(Newsroom America) -- Researchers have found that New York Times readers who were led to believe the newspaper's paywall was motivated by financial need were generally supportive and willing to pay, while those who believed it was motivated by profit were generally unsupportive and unwilling to pay.
The findings are revealed in a paper published today by Cyberpsychology, Behavior, and Social Networking, a peer-reviewed journal from Mary Ann Liebert, Inc., publishers.
In a national online longitudinal survey, participants reported their attitudes and behaviors in response to the recently implemented metered paywall by the New York Times.
Previously free online content now requires a digital subscription to access beyond a small free monthly allotment.
Participants were surveyed shortly after the paywall was announced and again 11 weeks after it was implemented to understand how they would react and adapt to this change.

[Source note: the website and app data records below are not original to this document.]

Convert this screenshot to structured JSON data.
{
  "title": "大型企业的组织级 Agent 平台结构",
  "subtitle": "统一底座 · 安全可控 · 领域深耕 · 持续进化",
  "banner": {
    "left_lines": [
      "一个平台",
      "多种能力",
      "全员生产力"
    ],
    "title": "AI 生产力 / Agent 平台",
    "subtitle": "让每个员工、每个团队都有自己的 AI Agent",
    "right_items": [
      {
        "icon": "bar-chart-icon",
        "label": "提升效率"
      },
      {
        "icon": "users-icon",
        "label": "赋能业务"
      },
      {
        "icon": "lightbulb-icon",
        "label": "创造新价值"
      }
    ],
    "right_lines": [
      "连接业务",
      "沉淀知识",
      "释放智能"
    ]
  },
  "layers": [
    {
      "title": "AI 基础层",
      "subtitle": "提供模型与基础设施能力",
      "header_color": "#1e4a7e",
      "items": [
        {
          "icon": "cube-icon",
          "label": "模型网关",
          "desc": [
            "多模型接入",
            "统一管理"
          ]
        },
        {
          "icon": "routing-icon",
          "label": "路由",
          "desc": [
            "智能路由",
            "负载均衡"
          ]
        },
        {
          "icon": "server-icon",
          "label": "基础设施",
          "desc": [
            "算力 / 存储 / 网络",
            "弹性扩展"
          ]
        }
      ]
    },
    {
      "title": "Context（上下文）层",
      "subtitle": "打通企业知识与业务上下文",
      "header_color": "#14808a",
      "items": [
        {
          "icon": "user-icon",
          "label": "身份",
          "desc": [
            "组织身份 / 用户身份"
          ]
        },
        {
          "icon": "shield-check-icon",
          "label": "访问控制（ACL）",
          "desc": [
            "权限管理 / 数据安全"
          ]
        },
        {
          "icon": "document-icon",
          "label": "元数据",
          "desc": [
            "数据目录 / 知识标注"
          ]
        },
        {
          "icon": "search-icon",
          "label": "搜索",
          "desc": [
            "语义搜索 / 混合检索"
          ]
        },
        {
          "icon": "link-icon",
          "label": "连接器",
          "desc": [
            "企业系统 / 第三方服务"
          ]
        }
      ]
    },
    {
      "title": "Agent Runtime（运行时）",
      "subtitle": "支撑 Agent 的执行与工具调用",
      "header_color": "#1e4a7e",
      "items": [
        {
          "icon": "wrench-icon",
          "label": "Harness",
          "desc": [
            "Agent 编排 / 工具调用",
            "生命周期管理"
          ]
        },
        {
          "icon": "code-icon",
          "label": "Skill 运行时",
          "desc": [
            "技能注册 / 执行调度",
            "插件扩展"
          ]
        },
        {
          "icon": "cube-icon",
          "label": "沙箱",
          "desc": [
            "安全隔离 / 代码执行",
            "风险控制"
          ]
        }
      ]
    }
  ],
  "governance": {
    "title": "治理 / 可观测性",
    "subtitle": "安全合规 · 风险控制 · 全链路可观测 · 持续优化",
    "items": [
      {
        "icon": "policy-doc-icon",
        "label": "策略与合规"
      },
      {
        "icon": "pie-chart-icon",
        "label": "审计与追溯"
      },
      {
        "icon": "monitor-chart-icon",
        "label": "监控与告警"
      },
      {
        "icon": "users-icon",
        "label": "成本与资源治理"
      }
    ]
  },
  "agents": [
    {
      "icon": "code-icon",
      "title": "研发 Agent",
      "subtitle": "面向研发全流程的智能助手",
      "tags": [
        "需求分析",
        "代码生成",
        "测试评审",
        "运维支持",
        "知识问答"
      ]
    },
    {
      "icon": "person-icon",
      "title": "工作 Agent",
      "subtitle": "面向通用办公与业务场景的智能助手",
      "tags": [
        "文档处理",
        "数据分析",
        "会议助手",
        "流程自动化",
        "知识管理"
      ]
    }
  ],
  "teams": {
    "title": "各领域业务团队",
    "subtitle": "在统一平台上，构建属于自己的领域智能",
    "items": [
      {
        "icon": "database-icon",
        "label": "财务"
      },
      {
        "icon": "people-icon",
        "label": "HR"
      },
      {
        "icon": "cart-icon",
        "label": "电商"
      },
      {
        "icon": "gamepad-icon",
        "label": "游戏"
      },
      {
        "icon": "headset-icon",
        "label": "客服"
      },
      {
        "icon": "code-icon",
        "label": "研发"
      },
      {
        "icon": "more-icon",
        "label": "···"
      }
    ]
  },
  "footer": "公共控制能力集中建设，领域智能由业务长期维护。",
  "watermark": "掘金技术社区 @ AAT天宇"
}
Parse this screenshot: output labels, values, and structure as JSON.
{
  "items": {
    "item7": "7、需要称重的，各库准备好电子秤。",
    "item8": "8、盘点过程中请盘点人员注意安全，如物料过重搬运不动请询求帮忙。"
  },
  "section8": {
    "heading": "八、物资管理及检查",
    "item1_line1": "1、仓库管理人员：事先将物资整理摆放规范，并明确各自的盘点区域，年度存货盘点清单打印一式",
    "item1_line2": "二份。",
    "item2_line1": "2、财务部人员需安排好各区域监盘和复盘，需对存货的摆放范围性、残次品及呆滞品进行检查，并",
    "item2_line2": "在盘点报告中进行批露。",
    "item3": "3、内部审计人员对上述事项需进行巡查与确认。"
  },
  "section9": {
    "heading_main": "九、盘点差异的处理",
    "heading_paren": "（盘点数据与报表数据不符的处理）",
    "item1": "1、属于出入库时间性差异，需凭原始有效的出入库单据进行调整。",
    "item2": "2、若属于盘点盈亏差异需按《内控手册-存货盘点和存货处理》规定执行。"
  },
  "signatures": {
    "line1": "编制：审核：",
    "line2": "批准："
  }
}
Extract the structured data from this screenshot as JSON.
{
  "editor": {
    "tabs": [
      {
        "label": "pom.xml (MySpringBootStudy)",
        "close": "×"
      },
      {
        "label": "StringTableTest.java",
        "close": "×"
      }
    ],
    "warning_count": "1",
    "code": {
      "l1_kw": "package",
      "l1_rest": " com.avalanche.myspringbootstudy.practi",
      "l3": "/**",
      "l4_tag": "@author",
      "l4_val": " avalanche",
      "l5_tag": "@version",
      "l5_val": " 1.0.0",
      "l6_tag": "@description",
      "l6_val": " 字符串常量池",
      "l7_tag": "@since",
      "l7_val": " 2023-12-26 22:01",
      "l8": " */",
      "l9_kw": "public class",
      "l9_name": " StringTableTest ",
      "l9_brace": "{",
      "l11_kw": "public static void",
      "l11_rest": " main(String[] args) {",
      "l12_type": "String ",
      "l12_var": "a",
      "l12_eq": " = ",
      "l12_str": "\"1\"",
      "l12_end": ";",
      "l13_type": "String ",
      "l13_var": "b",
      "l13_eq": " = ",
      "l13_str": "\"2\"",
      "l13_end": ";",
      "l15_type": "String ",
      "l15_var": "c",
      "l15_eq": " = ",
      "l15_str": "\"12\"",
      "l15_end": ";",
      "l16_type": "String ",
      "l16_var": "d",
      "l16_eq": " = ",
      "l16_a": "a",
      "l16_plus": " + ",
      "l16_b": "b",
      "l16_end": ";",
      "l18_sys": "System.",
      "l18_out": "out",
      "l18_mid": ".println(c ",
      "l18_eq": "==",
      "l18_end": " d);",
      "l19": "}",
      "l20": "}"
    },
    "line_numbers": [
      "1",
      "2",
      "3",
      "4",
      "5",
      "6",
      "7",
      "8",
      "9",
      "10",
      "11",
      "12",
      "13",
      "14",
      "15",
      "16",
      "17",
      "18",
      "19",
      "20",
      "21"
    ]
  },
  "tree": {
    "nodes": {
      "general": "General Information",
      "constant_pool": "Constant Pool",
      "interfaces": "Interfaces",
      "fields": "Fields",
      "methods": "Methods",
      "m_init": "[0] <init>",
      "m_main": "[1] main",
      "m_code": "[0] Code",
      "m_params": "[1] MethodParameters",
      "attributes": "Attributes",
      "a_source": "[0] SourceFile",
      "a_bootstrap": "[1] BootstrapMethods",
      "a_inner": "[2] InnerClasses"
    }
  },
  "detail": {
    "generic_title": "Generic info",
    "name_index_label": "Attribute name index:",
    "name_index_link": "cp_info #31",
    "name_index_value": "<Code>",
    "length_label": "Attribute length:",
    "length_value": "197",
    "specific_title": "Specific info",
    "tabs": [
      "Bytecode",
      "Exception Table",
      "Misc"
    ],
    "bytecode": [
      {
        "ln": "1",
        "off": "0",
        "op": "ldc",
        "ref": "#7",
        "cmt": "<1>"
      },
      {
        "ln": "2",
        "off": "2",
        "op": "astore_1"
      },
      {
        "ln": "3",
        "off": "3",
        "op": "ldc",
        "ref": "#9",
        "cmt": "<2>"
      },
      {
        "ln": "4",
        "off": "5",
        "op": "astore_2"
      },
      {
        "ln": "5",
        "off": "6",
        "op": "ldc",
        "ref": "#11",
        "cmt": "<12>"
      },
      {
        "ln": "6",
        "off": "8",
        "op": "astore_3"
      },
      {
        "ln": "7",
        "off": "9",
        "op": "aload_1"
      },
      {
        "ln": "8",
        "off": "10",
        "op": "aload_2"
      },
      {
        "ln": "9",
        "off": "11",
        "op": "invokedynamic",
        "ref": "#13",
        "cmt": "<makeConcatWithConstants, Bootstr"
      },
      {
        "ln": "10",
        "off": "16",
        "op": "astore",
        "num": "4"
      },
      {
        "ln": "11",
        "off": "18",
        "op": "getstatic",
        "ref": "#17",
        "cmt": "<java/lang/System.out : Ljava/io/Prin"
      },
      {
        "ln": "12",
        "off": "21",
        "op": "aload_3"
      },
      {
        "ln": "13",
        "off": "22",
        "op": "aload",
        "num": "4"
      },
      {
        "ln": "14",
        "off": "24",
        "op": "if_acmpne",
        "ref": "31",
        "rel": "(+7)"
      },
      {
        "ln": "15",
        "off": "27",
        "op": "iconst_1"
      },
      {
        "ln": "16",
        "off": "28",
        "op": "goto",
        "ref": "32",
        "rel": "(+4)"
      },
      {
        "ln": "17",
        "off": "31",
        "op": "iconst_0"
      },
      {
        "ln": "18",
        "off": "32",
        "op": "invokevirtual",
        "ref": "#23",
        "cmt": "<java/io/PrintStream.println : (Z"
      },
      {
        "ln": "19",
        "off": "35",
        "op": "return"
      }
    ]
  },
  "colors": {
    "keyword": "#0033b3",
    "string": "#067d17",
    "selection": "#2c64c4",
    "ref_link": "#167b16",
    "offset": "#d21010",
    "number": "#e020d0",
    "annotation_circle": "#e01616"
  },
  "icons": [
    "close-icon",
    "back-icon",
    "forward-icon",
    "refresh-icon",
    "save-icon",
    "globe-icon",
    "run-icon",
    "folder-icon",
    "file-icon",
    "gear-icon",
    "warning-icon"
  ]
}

Most readers planned not to pay and ultimately did not. Instead, they devalued the newspaper, visited its Web site less frequently, and used loopholes, particularly those who thought the paywall would lead to inequality.
Results of an experimental justification manipulation revealed that framing the paywall in terms of financial necessity moderately increased support and willingness to pay.
Framing the paywall in terms of a profit motive proved to be a noncompelling justification, sharply decreasing both support and willingness to pay.
The researchers say the results suggest that people react negatively to paying for previously free content, but change can be facilitated with compelling justifications that emphasize fairness.
The article "Paying for What Was Free: Lessons from the New York Times Paywall," written by Jonathan Cook, Associate Research Scientist in the Department of Psychology at Columbia University, and Shahzeen Attari, Assistant Professor in the School of Public and Environmental Affairs (SPEA) at Indiana University-Bloomington is available free on the Cyberpsychology, Behavior, and Social Networking website.